For divorced entered after December 31, 2018, there has been a profound change in the tax law relating to spousal support and alimony.
For divorces entered before January 1, 2019, spousal support or alimony was tax deductible on the payor’s federal tax return. The recipient of spousal support or alimony would have to claim his or her spousal support or alimony as taxable income on his or her federal tax return. This allowed the party who made more money to take a deduction at his or her higher tax bracket and the party receiving alimony to pay taxes at his or her lower tax bracket. Someone who paid $1,000 per month in alimony who had a marginal tax bracket of 25% would be able to deduct the $1,000 per month and save $250 per month in taxes. Conversely, someone who received $1,000 in alimony who had a marginal tax bracket of 25% would have to pay $250 per month in taxes.
Given that this change in the tax law is so recent, it is not yet clear what the effect will be on the amount of alimony and spousal support a court award now that it is no longer tax deductible to the payor or taxable income to the payee. It could mean that the alimony or spousal support amounts could be less than under the previous tax law.

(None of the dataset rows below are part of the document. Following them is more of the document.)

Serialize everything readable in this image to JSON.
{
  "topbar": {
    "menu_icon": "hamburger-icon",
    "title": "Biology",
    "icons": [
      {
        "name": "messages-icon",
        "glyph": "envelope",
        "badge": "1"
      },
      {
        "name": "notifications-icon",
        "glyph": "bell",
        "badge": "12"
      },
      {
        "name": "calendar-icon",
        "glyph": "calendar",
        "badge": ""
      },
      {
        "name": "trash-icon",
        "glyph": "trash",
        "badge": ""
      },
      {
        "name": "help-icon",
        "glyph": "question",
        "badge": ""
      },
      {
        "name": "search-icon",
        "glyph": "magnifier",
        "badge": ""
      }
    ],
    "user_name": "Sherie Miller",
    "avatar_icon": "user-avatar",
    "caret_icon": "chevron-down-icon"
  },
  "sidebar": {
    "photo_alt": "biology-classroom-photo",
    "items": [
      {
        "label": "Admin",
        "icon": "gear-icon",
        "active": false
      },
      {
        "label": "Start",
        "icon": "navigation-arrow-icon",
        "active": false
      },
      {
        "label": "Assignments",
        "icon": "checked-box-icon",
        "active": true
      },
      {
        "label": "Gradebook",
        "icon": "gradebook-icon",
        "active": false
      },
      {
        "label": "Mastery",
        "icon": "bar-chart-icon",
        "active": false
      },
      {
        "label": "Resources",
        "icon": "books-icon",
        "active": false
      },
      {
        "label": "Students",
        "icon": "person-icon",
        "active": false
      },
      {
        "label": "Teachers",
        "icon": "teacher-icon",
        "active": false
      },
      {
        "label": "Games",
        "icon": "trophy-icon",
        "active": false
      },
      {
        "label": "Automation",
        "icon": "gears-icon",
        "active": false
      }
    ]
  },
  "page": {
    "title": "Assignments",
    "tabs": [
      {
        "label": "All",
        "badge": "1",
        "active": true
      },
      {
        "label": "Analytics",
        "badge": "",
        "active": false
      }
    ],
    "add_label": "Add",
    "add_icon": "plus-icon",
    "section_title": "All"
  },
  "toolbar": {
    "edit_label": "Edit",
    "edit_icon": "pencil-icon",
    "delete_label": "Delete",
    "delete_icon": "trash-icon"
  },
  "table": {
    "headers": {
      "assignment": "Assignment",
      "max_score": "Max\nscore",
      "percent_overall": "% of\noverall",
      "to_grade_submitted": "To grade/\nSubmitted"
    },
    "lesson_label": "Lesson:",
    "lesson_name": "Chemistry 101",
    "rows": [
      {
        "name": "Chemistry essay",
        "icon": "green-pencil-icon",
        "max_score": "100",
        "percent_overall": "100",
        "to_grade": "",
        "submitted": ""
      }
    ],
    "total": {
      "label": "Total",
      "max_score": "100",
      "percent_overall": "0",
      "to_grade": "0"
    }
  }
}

Before the change in the tax law, the person seeking alimony could argue and present evidence that the payor would get a tax break on the alimony he or she pays. This meant that the court might award higher alimony, knowing that the payor would get a tax break. Under the new law, the person seeking alimony will not be able to argue that the payor will receive a tax break and therefore should pay higher alimony.